(Task to complete): The response must contain every line from the records below that has "this".

##### Material provided

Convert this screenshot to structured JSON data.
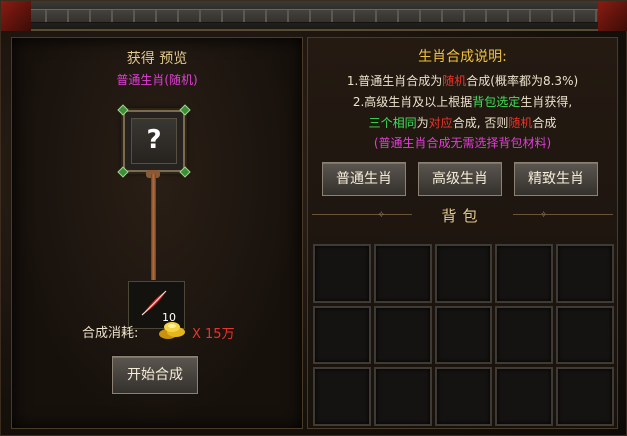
{
  "preview": {
    "title": "获得 预览",
    "subtitle": "普通生肖(随机)",
    "unknown_symbol": "?"
  },
  "material": {
    "count": "10",
    "icon": "red-feather-icon"
  },
  "cost": {
    "label": "合成消耗:",
    "value": "X 15万",
    "icon": "gold-coins-icon"
  },
  "start_button": "开始合成",
  "description": {
    "title": "生肖合成说明:",
    "line1": {
      "a": "1.普通生肖合成为",
      "b": "随机",
      "c": "合成(概率都为8.3%)"
    },
    "line2": {
      "a": "2.高级生肖及以上根据",
      "b": "背包选定",
      "c": "生肖获得,"
    },
    "line3": {
      "a": "三个相同",
      "b": "为",
      "c": "对应",
      "d": "合成, 否则",
      "e": "随机",
      "f": "合成"
    },
    "line4": "(普通生肖合成无需选择背包材料)"
  },
  "tabs": [
    "普通生肖",
    "高级生肖",
    "精致生肖"
  ],
  "bag": {
    "title": "背包",
    "rows": 3,
    "cols": 5
  },
  "colors": {
    "gold_title": "#f0c23c",
    "red": "#ef3328",
    "green": "#3ee05a",
    "purple": "#e23dd8"
  }
}
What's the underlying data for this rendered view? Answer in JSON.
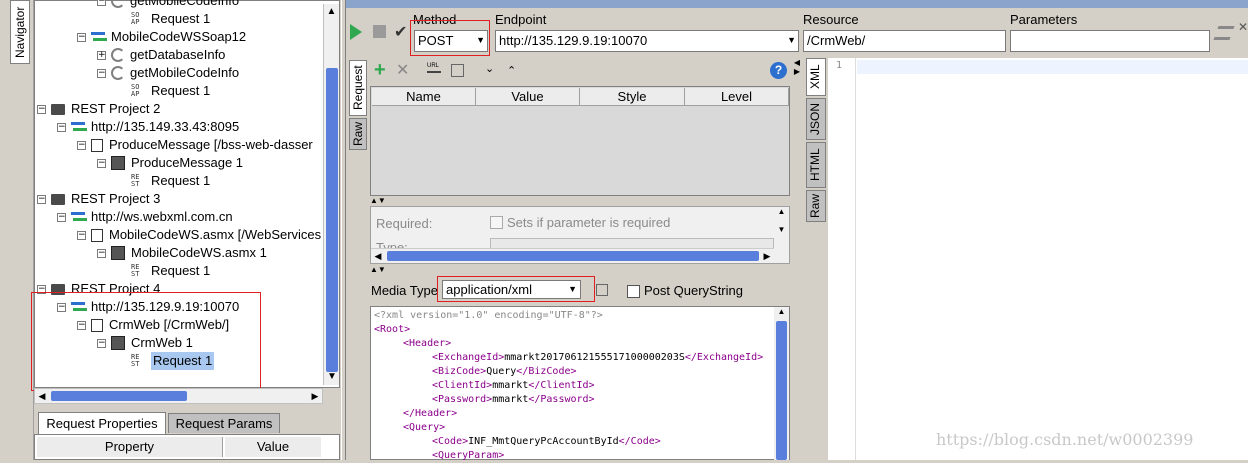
{
  "navigator_tab": "Navigator",
  "tree": [
    {
      "label": "getMobileCodeInfo",
      "indent": 3,
      "icon": "cycle",
      "exp": "minus"
    },
    {
      "label": "Request 1",
      "indent": 5,
      "icon": "soap"
    },
    {
      "label": "MobileCodeWSSoap12",
      "indent": 2,
      "icon": "arrows",
      "exp": "minus"
    },
    {
      "label": "getDatabaseInfo",
      "indent": 3,
      "icon": "cycle",
      "exp": "plus"
    },
    {
      "label": "getMobileCodeInfo",
      "indent": 3,
      "icon": "cycle",
      "exp": "minus"
    },
    {
      "label": "Request 1",
      "indent": 5,
      "icon": "soap"
    },
    {
      "label": "REST Project 2",
      "indent": 0,
      "icon": "folder",
      "exp": "minus"
    },
    {
      "label": "http://135.149.33.43:8095",
      "indent": 1,
      "icon": "arrows",
      "exp": "minus"
    },
    {
      "label": "ProduceMessage [/bss-web-dasser",
      "indent": 2,
      "icon": "doc",
      "exp": "minus"
    },
    {
      "label": "ProduceMessage 1",
      "indent": 3,
      "icon": "grid",
      "exp": "minus"
    },
    {
      "label": "Request 1",
      "indent": 5,
      "icon": "rest"
    },
    {
      "label": "REST Project 3",
      "indent": 0,
      "icon": "folder",
      "exp": "minus"
    },
    {
      "label": "http://ws.webxml.com.cn",
      "indent": 1,
      "icon": "arrows",
      "exp": "minus"
    },
    {
      "label": "MobileCodeWS.asmx [/WebServices",
      "indent": 2,
      "icon": "doc",
      "exp": "minus"
    },
    {
      "label": "MobileCodeWS.asmx 1",
      "indent": 3,
      "icon": "grid",
      "exp": "minus"
    },
    {
      "label": "Request 1",
      "indent": 5,
      "icon": "rest"
    },
    {
      "label": "REST Project 4",
      "indent": 0,
      "icon": "folder",
      "exp": "minus"
    },
    {
      "label": "http://135.129.9.19:10070",
      "indent": 1,
      "icon": "arrows",
      "exp": "minus"
    },
    {
      "label": "CrmWeb [/CrmWeb/]",
      "indent": 2,
      "icon": "doc",
      "exp": "minus"
    },
    {
      "label": "CrmWeb 1",
      "indent": 3,
      "icon": "grid",
      "exp": "minus"
    },
    {
      "label": "Request 1",
      "indent": 5,
      "icon": "rest",
      "selected": true
    }
  ],
  "bottom_tabs": {
    "request_properties": "Request Properties",
    "request_params": "Request Params"
  },
  "props_table": {
    "property": "Property",
    "value": "Value"
  },
  "toolbar": {
    "method_label": "Method",
    "method_value": "POST",
    "endpoint_label": "Endpoint",
    "endpoint_value": "http://135.129.9.19:10070",
    "resource_label": "Resource",
    "resource_value": "/CrmWeb/",
    "parameters_label": "Parameters",
    "parameters_value": ""
  },
  "side_tabs": {
    "request": "Request",
    "raw": "Raw"
  },
  "params_table": {
    "name": "Name",
    "value": "Value",
    "style": "Style",
    "level": "Level"
  },
  "required": {
    "label": "Required:",
    "checkbox_label": "Sets if parameter is required",
    "type_label": "Type:"
  },
  "media": {
    "label": "Media Type",
    "value": "application/xml",
    "post_qs": "Post QueryString"
  },
  "xml_lines": [
    {
      "indent": 0,
      "pre": "",
      "tag": "",
      "text": "<?xml version=\"1.0\" encoding=\"UTF-8\"?>",
      "decl": true
    },
    {
      "indent": 0,
      "open": "<Root>"
    },
    {
      "indent": 1,
      "open": "<Header>"
    },
    {
      "indent": 2,
      "open": "<ExchangeId>",
      "text": "mmarkt20170612155517100000203S",
      "close": "</ExchangeId>"
    },
    {
      "indent": 2,
      "open": "<BizCode>",
      "text": "Query",
      "close": "</BizCode>"
    },
    {
      "indent": 2,
      "open": "<ClientId>",
      "text": "mmarkt",
      "close": "</ClientId>"
    },
    {
      "indent": 2,
      "open": "<Password>",
      "text": "mmarkt",
      "close": "</Password>"
    },
    {
      "indent": 1,
      "open": "</Header>"
    },
    {
      "indent": 1,
      "open": "<Query>"
    },
    {
      "indent": 2,
      "open": "<Code>",
      "text": "INF_MmtQueryPcAccountById",
      "close": "</Code>"
    },
    {
      "indent": 2,
      "open": "<QueryParam>"
    }
  ],
  "right_tabs": {
    "xml": "XML",
    "json": "JSON",
    "html": "HTML",
    "raw": "Raw"
  },
  "line_number": "1",
  "watermark": "https://blog.csdn.net/w0002399",
  "colors": {
    "accent_red": "#e02020",
    "selected_bg": "#3875d7",
    "tag_color": "#8b008b",
    "scroll_blue": "#5a7edc"
  }
}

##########

(Answer box):
Convert this screenshot to structured JSON data.
What's the underlying data for this rendered view? Answer in JSON.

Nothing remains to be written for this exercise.